“Unfortunately, most people are treating crypto coins as poker chips and the crypto-coin market as a casino. Which it has become to a large degree. It is a bubble which could get a lot bigger before it either pops (devastation) or deflates in relatively non-destructive manner. We would be lucky if the latter occurred and if you were fortunate (or unfortunate) to have lived through the dot-com bubble from 1996 – 2000, will indeed see the similarities.”

Now the chatter and media noise around the mother of all crypto coins, bitcoin has become deafening. Wallstreet has joined the fray with the first bitcoin futures contracts trading this morning in Chicago.

What are futures?

Futures are a way to profit from short-term price movements, both up and down, in an asset without actually owning the underlying asset. A futures contract is a derivative product that gives you the right to buy a certain commodity or financial instrument (like bitcoin) at a later date, for the agreed price now on the condition, you agree to keep that promise and take delivery of the asset in the ‘future.’

A fun way to learn about futures and how you could make a ‘killing’ or ‘lose your shirt,’ consider watching the movie Trading Places. One of my favourite movies, Trading starring Eddie Murphy and Dan Akroyd puts the futures market at the centre of the plot. It tells the story of an upper-class futures commodities broker and a homeless street hustler who unknowingly are made part of an elaborate bet by the owners of a futures trading firm. Essentially they swap their places to see if anyone can be taught to trade. The storyline is a modern take on Mark Twain’s classic 19th-century novel The Prince and the Pauper.

Not to digress. In the case of bitcoin futures, one contract size is equivalent to 5 bitcoins with a notional value of around $80,000 based on today’s bitcoin price. So you would buy a futures contract expiring either on the last day of the month in January, February, or March. The futures have already jumped higher and triggered circuit breakers in overnight trading.

Futures are not the way to purchase bitcoin for individual investors and unless you’re a professional speculator, trader or using it as a hedging mechanism against your millions of dollars in bitcoin, avoid futures like the plague!

If you want to own bitcoin, have a conviction or thesis on why you believe it’s fair value is not being reflected in its current market price. Be an investor. An owner. Purchase the asset with cash (risk capital) and sell when you believe the asset has reached fair value. There are many relatively safe exchanges to buy bitcoin and other currencies as well as Coinbase, perhaps the best retail platform to buy small amounts of crypto coins.

With the market capitalisation of all crypto coins above $400 billion.
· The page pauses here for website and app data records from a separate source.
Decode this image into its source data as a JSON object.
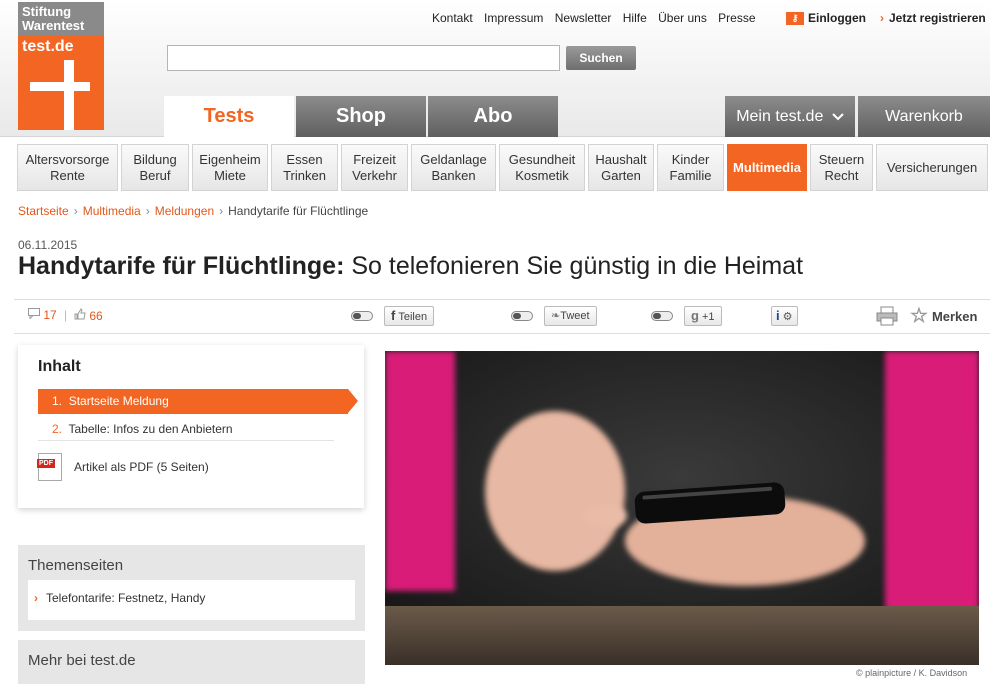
{
  "logo": {
    "line1": "Stiftung",
    "line2": "Warentest",
    "domain": "test.de"
  },
  "toplinks": [
    "Kontakt",
    "Impressum",
    "Newsletter",
    "Hilfe",
    "Über uns",
    "Presse"
  ],
  "login": {
    "label": "Einloggen",
    "icon": "key-icon"
  },
  "register": {
    "label": "Jetzt registrieren"
  },
  "search": {
    "value": "",
    "placeholder": "",
    "button": "Suchen"
  },
  "main_tabs": {
    "tests": "Tests",
    "shop": "Shop",
    "abo": "Abo",
    "mein": "Mein test.de",
    "warenkorb": "Warenkorb"
  },
  "categories": [
    {
      "l1": "Altersvorsorge",
      "l2": "Rente"
    },
    {
      "l1": "Bildung",
      "l2": "Beruf"
    },
    {
      "l1": "Eigenheim",
      "l2": "Miete"
    },
    {
      "l1": "Essen",
      "l2": "Trinken"
    },
    {
      "l1": "Freizeit",
      "l2": "Verkehr"
    },
    {
      "l1": "Geldanlage",
      "l2": "Banken"
    },
    {
      "l1": "Gesundheit",
      "l2": "Kosmetik"
    },
    {
      "l1": "Haushalt",
      "l2": "Garten"
    },
    {
      "l1": "Kinder",
      "l2": "Familie"
    },
    {
      "l1": "Multimedia",
      "l2": ""
    },
    {
      "l1": "Steuern",
      "l2": "Recht"
    },
    {
      "l1": "Versicherungen",
      "l2": ""
    }
  ],
  "breadcrumb": [
    "Startseite",
    "Multimedia",
    "Meldungen",
    "Handytarife für Flüchtlinge"
  ],
  "article": {
    "date": "06.11.2015",
    "title_bold": "Handytarife für Flüchtlinge:",
    "title_rest": "So telefonieren Sie günstig in die Heimat"
  },
  "social": {
    "comments": "17",
    "likes": "66",
    "share": "Teilen",
    "tweet": "Tweet",
    "gplus": "+1",
    "merken": "Merken"
  },
  "inhalt": {
    "title": "Inhalt",
    "items": [
      {
        "num": "1.",
        "label": "Startseite Meldung"
      },
      {
        "num": "2.",
        "label": "Tabelle: Infos zu den Anbietern"
      }
    ],
    "pdf_label": "Artikel als PDF (5 Seiten)"
  },
  "themenseiten": {
    "title": "Themenseiten",
    "link": "Telefontarife: Festnetz, Handy"
  },
  "mehr": {
    "title": "Mehr bei test.de"
  },
  "photo": {
    "credit": "© plainpicture / K. Davidson"
  },
  "colors": {
    "accent": "#f26522",
    "tab_grey": "#6e6e6e"
  }
}
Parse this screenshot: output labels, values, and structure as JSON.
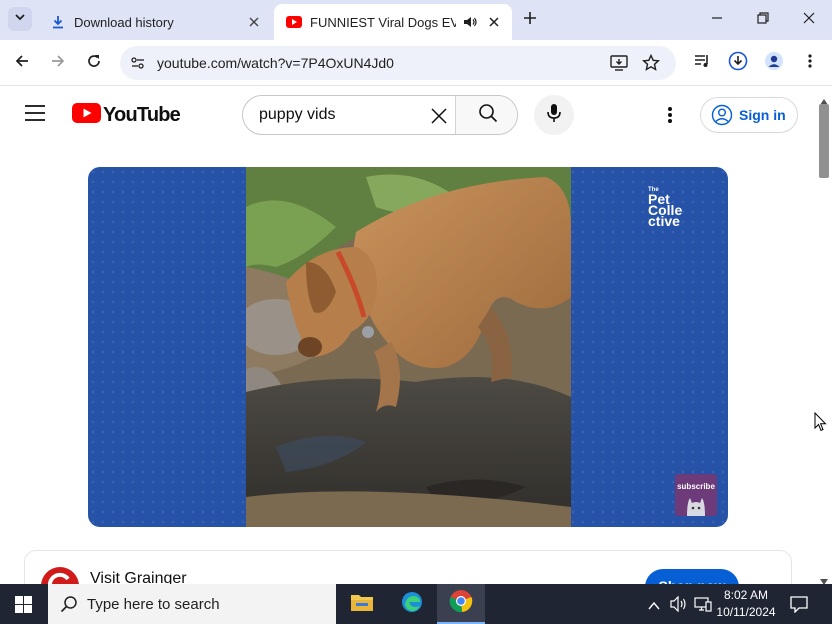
{
  "browser": {
    "tabs": [
      {
        "label": "Download history",
        "icon": "download-icon",
        "active": false
      },
      {
        "label": "FUNNIEST Viral Dogs EVER",
        "icon": "youtube-favicon",
        "active": true,
        "audio": true
      }
    ],
    "address": "youtube.com/watch?v=7P4OxUN4Jd0"
  },
  "youtube": {
    "logo_text": "YouTube",
    "search_query": "puppy vids",
    "signin_label": "Sign in",
    "video": {
      "logo_lines": [
        "The",
        "Pet",
        "Colle",
        "ctive"
      ],
      "subscribe_label": "subscribe"
    },
    "ad": {
      "title": "Visit Grainger",
      "cta": "Shop now"
    }
  },
  "taskbar": {
    "search_placeholder": "Type here to search",
    "time": "8:02 AM",
    "date": "10/11/2024"
  },
  "colors": {
    "tabstrip": "#dee3f6",
    "youtube_red": "#ff0000",
    "link_blue": "#065fd4",
    "video_bg": "#2653a8",
    "taskbar": "#1f2532"
  }
}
I’m not expecting the excitement and speculation to abate anytime soon. I’m not buying any bitcoin at these prices. I believe there is relatively better value in other crypto coins that are worthy of consideration as an investment.

This article is for information purposes only and does not constitute investment or financial advice. The views and opinions are my own and not necessarily those of my partners, associates, or affiliates.

Suhail Ahmad has over 20 years of experience in financial services and technology working in Canada, U.K. and the Middle East. He is a trusted adviser on business growth, innovation, and value creation in a digital economy. For more information, email [email protected]